Craven Dunnill is a leader in specialist ceramics, and won the tender to produce the replacement tiles as part of the Heritage Lottery Fund restoration here at Pugin’s personal church in Ramsgate. Their factory near Telford was founded in 1872 and is the oldest purpose-built tile factory in the world. It is part of the World Heritage Site of Ironbridge Gorge, and is an active factory with a museum on site.
The team met with Chris Cox, head of encaustic tiles at Craven Dunnill, who spoke with them about the specific order at St Augustine’s, as well as showing the process of tile manufacturing.
Encaustic tiles are a very important part of St Augustine’s. Augustus Pugin revived encaustic tile manufacture alongside Herbert Minton, who went on to tile buildings including the Houses of Parliament in London and the Capitol Building in Washington. Alongside stonework, woodwork, metalwork, and stained glass, tiles were part of Pugin’s revolution of design and style in the Gothic Revival.
New tiles are being made for St Augustine’s to replace lost and damaged tiles for the floors of the Chancel and Lady Chapel. They will be made using the same processes rediscovered by Pugin and Minton, copying Pugin’s designs used in those areas of St Augustine’s.

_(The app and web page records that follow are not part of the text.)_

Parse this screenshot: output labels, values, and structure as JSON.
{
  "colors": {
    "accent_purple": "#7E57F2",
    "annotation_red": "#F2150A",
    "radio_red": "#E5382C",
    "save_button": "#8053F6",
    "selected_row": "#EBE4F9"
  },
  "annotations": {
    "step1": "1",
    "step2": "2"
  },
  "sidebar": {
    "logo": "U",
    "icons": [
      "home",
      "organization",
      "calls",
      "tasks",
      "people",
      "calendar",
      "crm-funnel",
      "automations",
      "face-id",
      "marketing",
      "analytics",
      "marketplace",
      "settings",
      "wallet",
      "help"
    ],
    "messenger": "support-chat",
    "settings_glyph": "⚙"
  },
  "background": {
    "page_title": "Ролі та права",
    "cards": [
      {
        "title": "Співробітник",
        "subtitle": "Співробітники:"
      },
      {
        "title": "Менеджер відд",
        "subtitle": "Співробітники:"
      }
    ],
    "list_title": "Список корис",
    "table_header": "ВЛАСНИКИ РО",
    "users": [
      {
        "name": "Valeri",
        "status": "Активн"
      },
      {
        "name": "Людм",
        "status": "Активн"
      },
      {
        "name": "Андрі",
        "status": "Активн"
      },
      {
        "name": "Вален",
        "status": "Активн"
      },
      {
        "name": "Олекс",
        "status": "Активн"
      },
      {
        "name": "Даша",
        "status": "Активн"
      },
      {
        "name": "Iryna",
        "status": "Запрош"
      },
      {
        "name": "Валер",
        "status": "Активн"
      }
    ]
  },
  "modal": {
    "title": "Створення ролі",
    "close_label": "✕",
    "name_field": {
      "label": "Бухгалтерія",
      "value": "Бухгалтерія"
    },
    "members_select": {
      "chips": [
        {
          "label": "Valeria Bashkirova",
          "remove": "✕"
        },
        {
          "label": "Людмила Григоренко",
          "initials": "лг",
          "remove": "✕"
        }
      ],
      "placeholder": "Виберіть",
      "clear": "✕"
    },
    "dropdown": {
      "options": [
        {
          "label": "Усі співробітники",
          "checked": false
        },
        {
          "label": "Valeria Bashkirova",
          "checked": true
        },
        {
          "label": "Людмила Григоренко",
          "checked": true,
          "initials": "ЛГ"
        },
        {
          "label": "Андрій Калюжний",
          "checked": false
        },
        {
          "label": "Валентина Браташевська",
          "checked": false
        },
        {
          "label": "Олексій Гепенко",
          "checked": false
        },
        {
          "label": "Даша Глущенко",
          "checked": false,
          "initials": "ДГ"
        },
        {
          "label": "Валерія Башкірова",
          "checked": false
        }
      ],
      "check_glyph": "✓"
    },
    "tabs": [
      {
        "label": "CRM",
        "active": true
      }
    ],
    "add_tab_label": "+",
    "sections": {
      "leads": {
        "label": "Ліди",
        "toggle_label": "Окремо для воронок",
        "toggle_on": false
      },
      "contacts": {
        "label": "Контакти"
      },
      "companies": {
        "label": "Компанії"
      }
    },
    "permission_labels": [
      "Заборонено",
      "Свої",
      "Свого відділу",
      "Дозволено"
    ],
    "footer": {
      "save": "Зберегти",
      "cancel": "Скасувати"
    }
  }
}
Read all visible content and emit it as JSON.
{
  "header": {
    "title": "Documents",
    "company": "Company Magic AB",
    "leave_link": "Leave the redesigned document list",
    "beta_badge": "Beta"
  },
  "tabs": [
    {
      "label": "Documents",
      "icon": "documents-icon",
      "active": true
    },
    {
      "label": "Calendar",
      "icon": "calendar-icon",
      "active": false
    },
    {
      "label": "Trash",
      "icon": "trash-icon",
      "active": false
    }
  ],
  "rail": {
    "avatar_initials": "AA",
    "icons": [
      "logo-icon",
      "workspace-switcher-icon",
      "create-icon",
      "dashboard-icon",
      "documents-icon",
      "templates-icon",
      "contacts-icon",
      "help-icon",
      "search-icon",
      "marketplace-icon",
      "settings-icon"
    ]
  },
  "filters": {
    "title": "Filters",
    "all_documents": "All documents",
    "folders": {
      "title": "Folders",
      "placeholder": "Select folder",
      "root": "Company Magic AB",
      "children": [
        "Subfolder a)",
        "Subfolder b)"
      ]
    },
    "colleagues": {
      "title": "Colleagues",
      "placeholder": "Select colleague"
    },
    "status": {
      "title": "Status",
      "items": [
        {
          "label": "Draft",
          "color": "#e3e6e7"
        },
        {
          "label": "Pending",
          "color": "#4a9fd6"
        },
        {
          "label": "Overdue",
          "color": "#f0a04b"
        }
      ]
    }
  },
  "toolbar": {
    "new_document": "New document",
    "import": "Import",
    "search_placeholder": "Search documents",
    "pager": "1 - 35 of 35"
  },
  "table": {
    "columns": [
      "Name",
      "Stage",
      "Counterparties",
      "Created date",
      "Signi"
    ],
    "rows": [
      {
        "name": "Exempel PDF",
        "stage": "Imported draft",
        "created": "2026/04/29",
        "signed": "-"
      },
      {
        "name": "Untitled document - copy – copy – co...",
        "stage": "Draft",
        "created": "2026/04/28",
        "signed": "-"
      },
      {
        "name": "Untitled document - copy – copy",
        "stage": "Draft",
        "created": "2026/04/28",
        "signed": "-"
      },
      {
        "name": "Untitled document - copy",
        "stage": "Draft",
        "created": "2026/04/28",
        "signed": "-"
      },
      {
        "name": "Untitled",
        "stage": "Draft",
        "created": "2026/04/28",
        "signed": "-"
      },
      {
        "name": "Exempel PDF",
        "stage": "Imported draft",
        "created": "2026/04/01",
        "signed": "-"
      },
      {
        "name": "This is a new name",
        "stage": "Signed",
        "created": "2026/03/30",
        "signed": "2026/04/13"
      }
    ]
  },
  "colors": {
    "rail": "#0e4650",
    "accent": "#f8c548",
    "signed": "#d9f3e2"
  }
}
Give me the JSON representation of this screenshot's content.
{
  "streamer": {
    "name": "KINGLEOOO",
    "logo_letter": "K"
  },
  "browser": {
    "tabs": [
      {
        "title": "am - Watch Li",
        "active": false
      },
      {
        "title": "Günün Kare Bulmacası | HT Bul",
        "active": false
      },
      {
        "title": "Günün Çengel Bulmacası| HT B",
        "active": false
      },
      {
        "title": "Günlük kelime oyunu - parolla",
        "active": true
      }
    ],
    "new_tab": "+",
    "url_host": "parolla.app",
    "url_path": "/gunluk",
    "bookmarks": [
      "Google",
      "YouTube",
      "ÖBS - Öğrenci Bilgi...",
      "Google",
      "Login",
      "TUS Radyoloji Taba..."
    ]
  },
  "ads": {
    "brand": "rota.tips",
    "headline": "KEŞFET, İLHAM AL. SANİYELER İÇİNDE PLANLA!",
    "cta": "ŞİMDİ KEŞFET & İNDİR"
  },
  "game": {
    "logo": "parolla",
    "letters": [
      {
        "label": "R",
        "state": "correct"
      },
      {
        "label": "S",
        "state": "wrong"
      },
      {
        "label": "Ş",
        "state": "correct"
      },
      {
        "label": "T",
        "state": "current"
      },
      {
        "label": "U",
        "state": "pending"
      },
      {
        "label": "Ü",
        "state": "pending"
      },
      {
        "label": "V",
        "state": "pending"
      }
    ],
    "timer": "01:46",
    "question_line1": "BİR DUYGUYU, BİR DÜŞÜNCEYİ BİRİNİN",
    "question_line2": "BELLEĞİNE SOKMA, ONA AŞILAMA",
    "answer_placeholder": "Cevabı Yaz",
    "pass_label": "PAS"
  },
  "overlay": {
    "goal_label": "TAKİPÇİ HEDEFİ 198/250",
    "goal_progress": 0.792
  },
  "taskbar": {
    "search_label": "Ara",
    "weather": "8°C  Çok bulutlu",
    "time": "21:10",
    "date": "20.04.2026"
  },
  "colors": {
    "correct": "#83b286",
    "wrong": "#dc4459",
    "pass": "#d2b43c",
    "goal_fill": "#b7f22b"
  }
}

The Visitor Centre will have a display of original Minton tiles which were originally laid in Parliament, given to St Augustine’s from the Palace of Westminster.